(January 25, 2016 – Toronto, ON) If there’s a buzz coming out of this year’s Sundance that seems to have a distinctly Canadian accent, it just could be all the talk director Matt Johnson is creating with his latest film, Operation Avalanche. It’s one of three Canadian feature films, four virtual reality works and eight short films with official selection status at the 2016 Sundance Film Festival, which runs until January 31 in Park City, Utah.
Operation Avalanche could be dismissed as just another “found footage” romp through the editing suite, but coming from the director who gave us The Dirties which was a rather dark take an a school shooting that had some great comedic overtones, this new film goes after the hearts and minds of Americans by challenging the truth of whether or not man ever walked on the moon. Matt Johnson actually makes a pretty good case by bending the truth and relying on the gullibility of a nation that invented conspiracy theory as a parlour game thanks to the botched JFK assassination investigations. We won’t spoil the ending but mark this one as a “must see” when it gets released later this year in Canada.
Also playing in the land of snow and more snow is the Canadian animated feature Snowtime! It had been breaking box-office records in Québec and it will have its international premiere screening at Sundance before an English version opens in Toronto and elsewhere in February. It’s an animated remake of the 1984 film The Dog Who Stopped the War (La Guerre des tuques) and was directed by ace animator François Brisson along with Jean-François Pouliot, who directed La Grande Séduction which was the winner of the Audience Award (World Cinema–Dramatic) at Sundance in 2004. This particular film is one of the three standouts of Sundance Kids, a program aimed at young film fans launched last year.
Director Shimon Dotan returns to Sundance with the world premiere of his documentary, The Settlers, a France-Canada-Israel-Germany co-production. The film focuses on Jewish settlements in the West Bank. Dotan previously won a Special Jury Prize in the Sundance Word Cinema Documentary section for his film Hot House in 2007.
Canada has eight short films in competition this year, selected from a remarkable 8000 shorts submitted to the festival, which is a new record.
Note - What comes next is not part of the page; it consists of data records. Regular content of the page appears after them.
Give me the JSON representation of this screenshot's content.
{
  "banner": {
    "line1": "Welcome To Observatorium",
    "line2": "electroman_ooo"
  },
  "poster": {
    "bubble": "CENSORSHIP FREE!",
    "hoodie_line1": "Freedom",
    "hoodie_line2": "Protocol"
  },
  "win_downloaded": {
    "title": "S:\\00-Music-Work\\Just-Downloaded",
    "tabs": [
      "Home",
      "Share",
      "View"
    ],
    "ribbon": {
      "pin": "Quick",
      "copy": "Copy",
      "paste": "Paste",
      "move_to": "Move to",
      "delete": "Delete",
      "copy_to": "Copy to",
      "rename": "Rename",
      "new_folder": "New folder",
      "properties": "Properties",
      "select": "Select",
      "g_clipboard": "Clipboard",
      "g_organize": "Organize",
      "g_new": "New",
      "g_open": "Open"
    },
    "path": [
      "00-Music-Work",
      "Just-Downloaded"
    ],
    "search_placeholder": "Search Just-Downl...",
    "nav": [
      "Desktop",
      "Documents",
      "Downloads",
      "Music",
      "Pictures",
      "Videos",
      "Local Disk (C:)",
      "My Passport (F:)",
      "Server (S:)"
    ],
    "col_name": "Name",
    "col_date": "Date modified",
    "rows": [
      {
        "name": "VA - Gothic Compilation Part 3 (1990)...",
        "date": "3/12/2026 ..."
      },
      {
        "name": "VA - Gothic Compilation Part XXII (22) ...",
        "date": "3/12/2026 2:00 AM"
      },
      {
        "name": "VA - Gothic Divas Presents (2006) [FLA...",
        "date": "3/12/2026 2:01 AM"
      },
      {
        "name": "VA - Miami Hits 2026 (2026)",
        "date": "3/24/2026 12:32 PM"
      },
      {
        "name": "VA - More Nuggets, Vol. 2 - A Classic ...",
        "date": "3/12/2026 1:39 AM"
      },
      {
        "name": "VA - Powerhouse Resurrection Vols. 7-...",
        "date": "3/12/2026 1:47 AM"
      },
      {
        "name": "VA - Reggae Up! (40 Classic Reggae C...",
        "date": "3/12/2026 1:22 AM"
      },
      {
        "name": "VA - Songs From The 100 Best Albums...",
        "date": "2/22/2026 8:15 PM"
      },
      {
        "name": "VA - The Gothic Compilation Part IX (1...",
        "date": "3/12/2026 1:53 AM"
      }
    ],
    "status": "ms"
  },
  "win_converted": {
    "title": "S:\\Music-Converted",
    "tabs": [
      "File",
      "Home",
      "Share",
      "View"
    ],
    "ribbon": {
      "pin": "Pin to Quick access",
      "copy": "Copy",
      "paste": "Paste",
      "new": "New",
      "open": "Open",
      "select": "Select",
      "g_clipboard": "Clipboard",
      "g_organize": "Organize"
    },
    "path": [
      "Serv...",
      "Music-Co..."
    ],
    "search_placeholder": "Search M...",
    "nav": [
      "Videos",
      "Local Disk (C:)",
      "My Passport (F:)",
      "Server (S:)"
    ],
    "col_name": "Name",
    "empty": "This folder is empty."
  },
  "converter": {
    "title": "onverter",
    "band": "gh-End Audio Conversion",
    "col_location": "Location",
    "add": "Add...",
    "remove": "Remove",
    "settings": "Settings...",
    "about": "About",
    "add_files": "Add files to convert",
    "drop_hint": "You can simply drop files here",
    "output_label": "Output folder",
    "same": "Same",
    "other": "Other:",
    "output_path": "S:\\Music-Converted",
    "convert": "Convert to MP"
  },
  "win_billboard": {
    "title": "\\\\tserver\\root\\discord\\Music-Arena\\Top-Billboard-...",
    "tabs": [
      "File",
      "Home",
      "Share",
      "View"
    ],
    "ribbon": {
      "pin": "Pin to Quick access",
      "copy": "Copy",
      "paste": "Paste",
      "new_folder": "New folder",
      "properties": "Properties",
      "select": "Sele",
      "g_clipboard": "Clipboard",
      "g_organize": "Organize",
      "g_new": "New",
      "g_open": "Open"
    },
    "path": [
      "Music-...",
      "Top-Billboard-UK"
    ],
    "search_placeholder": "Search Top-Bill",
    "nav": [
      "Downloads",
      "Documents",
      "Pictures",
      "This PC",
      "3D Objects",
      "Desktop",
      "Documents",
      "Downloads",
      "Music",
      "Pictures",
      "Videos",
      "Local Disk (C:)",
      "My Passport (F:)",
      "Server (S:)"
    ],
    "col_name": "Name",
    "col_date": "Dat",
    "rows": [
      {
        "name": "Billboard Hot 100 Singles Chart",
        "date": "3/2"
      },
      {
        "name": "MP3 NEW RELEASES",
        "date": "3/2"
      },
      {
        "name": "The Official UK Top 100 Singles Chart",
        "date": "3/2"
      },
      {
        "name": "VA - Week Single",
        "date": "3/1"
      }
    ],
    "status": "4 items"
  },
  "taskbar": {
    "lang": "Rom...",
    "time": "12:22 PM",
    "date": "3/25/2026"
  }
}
The Canadian shorts are included in a final lineup of 72 short films invited to the festival from around the world. The Canadian titles to look for are:
Bacon & God’s Wrath, directed by Sol Friedman
The Chickening, directed by Nick DenBoer and Davy Force
The Grandfather Drum, directed by Michelle Derosier
Her Friend Adam, directed by Ben Petrie
It’s Not You, directed by Don McKellar
Mobilize, directed by Caroline Monnet
Voyagers, directed by Santiago Menghini, and
A Woman and Her Car, directed by Loïc Darses.
Commenting when the selection of these shorts was announced last December, Carolle Brabant, Executive Director of Telefilm Canada pointed out that “Canadian short films account for more than 10 percent of the shorts in the Sundance lineup.”
Finally, as part of the New Frontier – Virtual-reality works program Canada is represented with Nomads: Maasai and Nomads: Sea Gypsies. A production of Felix & Paul Studios — founded by artists Félix Lajeunesse and Paul Raphaël — the company returns to Sundance with these two immersive works that look at the Maasai and Bajau tribes in Africa.
Then there’s the Unknown Photographer. This virtual reality project by Loïc Suty, Osman Zeki and Claudine Matte was screened at this year’s Rencontres internationales du documentaire de Montréal. The documentary offers photographs of the First World War that were found in an abandoned building in the Laurentians. Narration is by actors Julian Casey and François Papineau.
And finally there’s Cardboard Crash. In this work, artists Vincent McCurley and Loc Dao question the ethics of artificial-intelligence algorithms in self-driving cars when the vehicles are faced with an unavoidable crash event.
Click here for a link to Sundance and other January 2016 film festivals.